- Understand each person’s personal goals. Is each set of goals consistent with the others including, for example, personal wealth, business success, and autonomy?
- Determine trust and values. Is there trust between the parties? Do they share a set of common values? Core values are none negotiable. Be ready to walk away when others are willing to negotiate their own values or try to negotiate others.
2. Determine Personal and Business Goals:
- Contribution: What will the new business partner contribute? Example: cash, assets, equipment, connections… Regardless of what it is, contribution needs to increase the value of the business.
- Compensation: What are compensation expectations? Example: salary, equity, joint venture, etc… Can the business afford it?
- Control: What type of control is the new partner looking for? Example: percent of ownership, officer/operational, director/board member… What are the parties willing to give up in return for the prospect of business success?
- Brand and Success: Is the new business partner dedicated to ensuring brand continuity and contribute to the success or just to ride on what has been established?
3. Create Roles and Guidelines in the Potential Business Partnership:
- What role and responsibility will each of business partners have including operations, financial, sales, marketing, etc…?
- How will decisions be made and by whom? Is it by committee?
- Will each have certain level decision-making authority? Will the new process impair decision making?
- Will authority limits be defined and processes and procedures be put in place?
- What is the understanding if one of the partners wants out or wants more? What is the understanding if things go downhill/uphill?
4. Perform Preliminary Due Diligence
- Review business plan including marketing, sales strategies and financial needs
- Review long term company debt, goals, objectives and financial projections
- Review financial statements – up to 3 years if available
- Review tax returns = up to 3 years if available
- Research and talk to existing and past customers
5. Create Partnership Agreement Basic
- Define Key Performance Indicators (KPI’s.) How will the success of the business be measured?
- Clarify decision making and dispute resolution processes
- Define each business partners title and position
- Define management responsibilities and job descriptions
- Detail authority limits
- Clarify operation responsibilities and metrics used to measure performance
- Define vacations and time off policies such business partners vacationing at same time

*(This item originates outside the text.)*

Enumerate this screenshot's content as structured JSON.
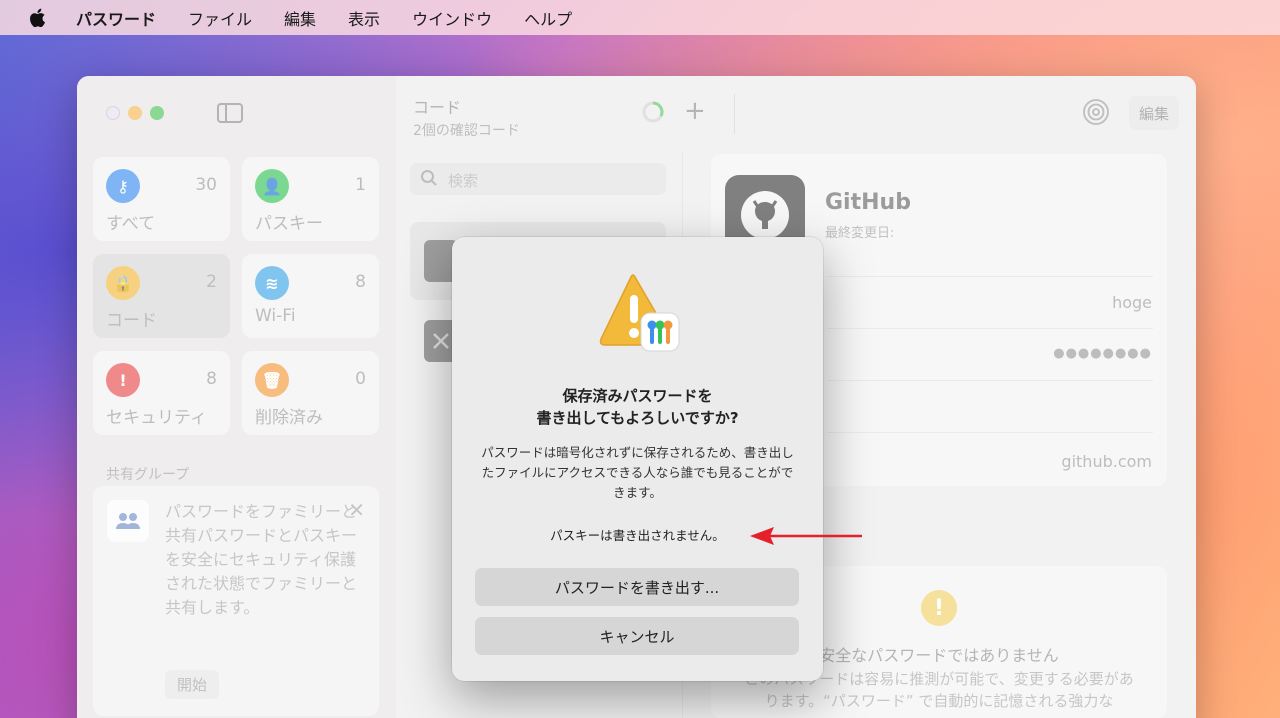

- Determine compensation
- Exit strategy including determining what happens when one partner leaves, closing the business, selling the business, buy/sell agreement, etc.